April 18, 2013 by Meg G.
Sorry for the radio silence this week, folks. It’s been a bit of a rough one up here in Massachusetts. Honestly, I’ve been trying to figure out how to pull together a blog post about Monday’s tragedy, but I’ve been mostly speechless. I knew several people running the Boston Marathon this year and many others cheering on runners. Thankfully, they are all safe and healthy. Unfortunately, the same is not true for the innocent people whose lives were lost or changed forever by Monday’s act of violence.
Of course in these moments of tragedy, people come together in beautiful and touching ways. Monday, thank God, brought out the best in us. I mean, when Yankees and Red Sox fans are nice to one another, you know that we’ve managed to move past petty differences and toward community! Unfortunately, it isn’t all goodwill; we cannot ignore that inexcusable moment when we accused a victim of being a suspect based on his racial background. But by and large, we have seen extraordinary acts of bravery, kindness, hospitality, and generosity.
This morning, I read an article about the Richard family, who lost their precious 8 year old son on Monday. It’s a story of a loving community.
Bill and Denise Richard helped restore the old Peabody Square clock. They led the charge to reconfigure the intersection to make it safer. They gave oversight to the long-time-coming reconstruction of Ashmont Station and paved the way for a new landmark building, the Carruth, to rise above the stations’s once-forlorn frontage. Bill led the Main Street organization as board president for years and…he and Denise have made their corner of our neighborhood a better place.
On Tuesday, a neighbor of the Richard family stopped that Peabody Square clock and changed the time to 2:50pm – the moment that time stopped for Boston.
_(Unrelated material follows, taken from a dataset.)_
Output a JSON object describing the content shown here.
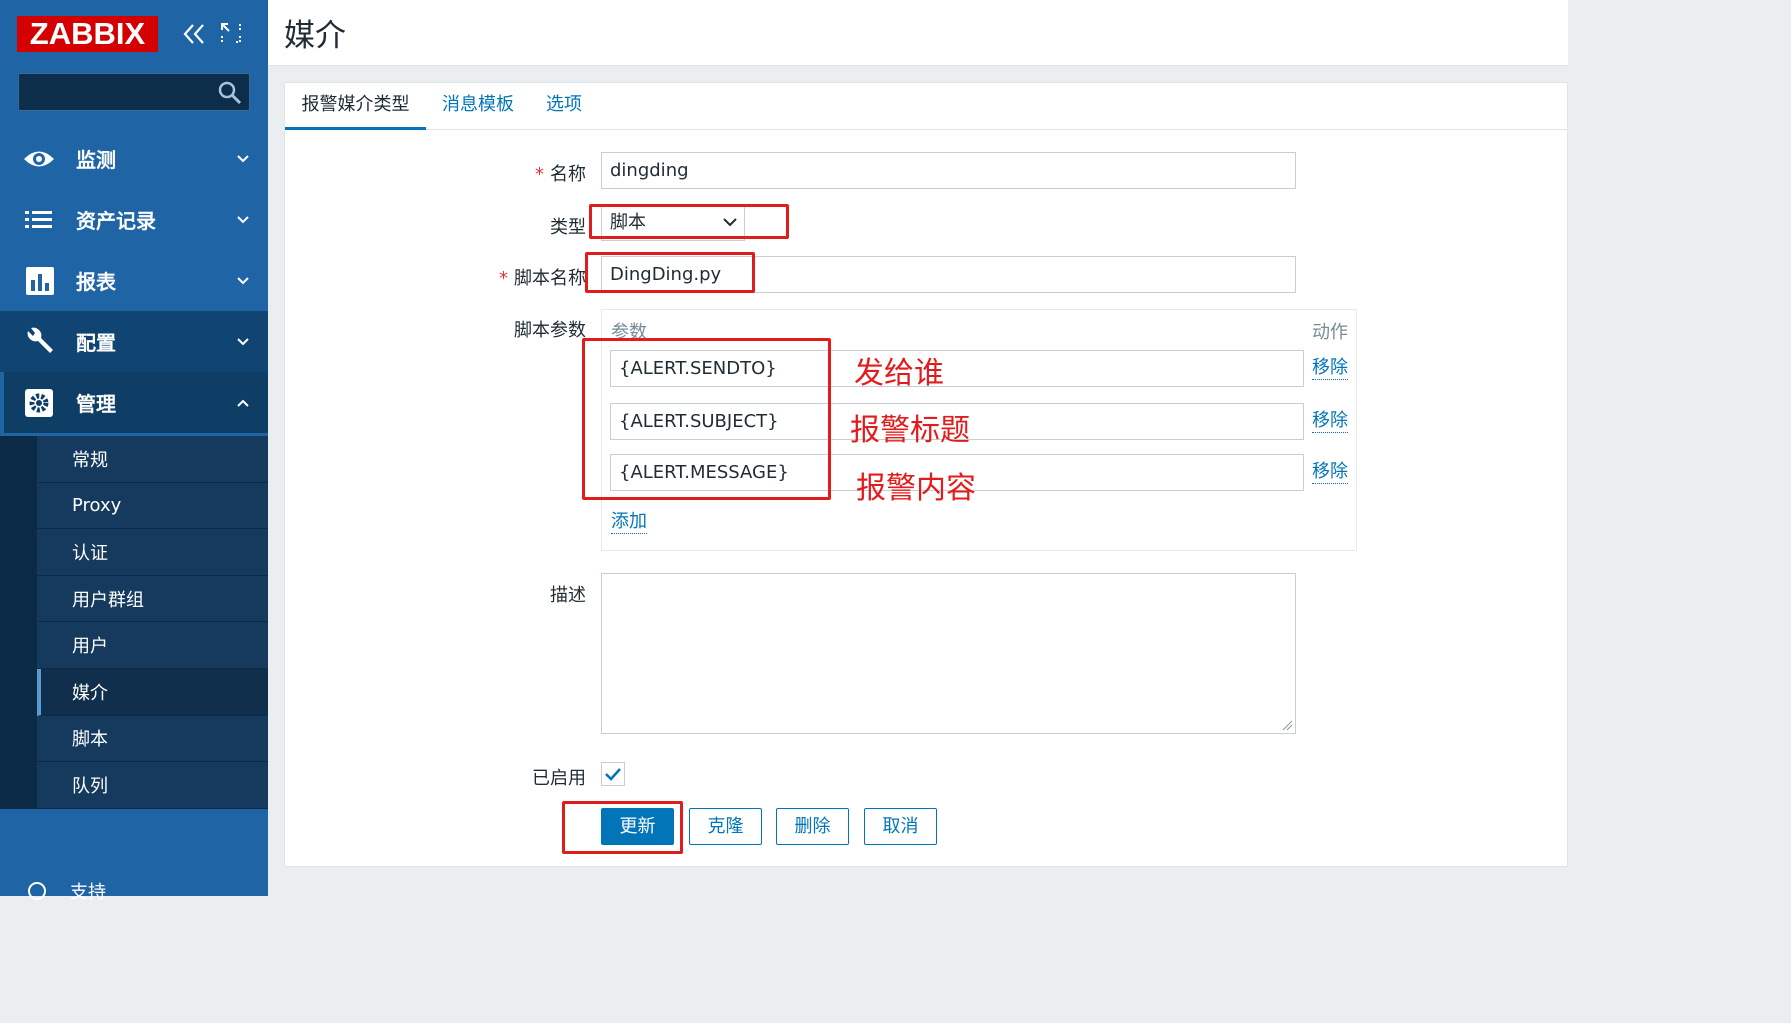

It is a touching gesture from one neighbor to another, in a tight-knit community that will support one another through this impossible loss.
What do we do when someone we love is hurting? We reach out, with imperfect words and gestures, to remind them that they belong to a loving community. We may not have known someone directly impacted by the Marathon bombings, but we probably know someone who is lonely, scared, sick, or isolated. Consider carving out some time this weekend to keep building up this great, big, loving community in your own way. And since it’s always better to bring a baked good, I leave you with this delicious banana bread recipe.
- 6 Tablespoons unsalted butter
- 2 cups unbleached, all purpose flour
- 3/4 cup sugar
- 3/4 tsp baking soda
- 1/2 tsp salt
- 3/4 cups semisweet chocolate chips
- 1/3 cups finely chopped crystallized ginger
- 2 large eggs
- 1 1/2 cups mashed banana (about 3-4 ripe bananas)
- 1/4 cups sour cream (not low-fat or nonfat)
- 1 tsp vanilla extract
- Set rack in center of the oven and preheat to 350°.
- Grease a standard loaf pan with butter or cooking spray.
- Melt the butter in a small bowl, either in the oven on using a microwave. Set aside to cool.
- In a large bowl, whisk the flour, sugar, baking soda, and salt. Add the chocolate chips and crystallized ginger. Stir well to combine and set aside.
- In a medium bowl, lightly beat the eggs with a fork. Add the banana, sour cream, melted butter, and vanilla, and stir to mix well.
- Pour the banana mixture into the dry ingredients and stir gently until just mixed. The batter will be very thick and somewhat lumpy, but there should be no unincorporated flour. Scrape into the prepared pan and smooth the top.
- Bake until the loaf is a deep shade of golden brown and a toothpick inserted in the center comes out clean, about 50 minutes to 1 hour. If the loaf seems to be browning too quickly, tent with aluminum foil.
- Cool the loaf in the pan on a wire rack for 5 minutes. Then tip it out onto the rack and let cook completely before slicing.
Keep loving one another, my little Supper Club community!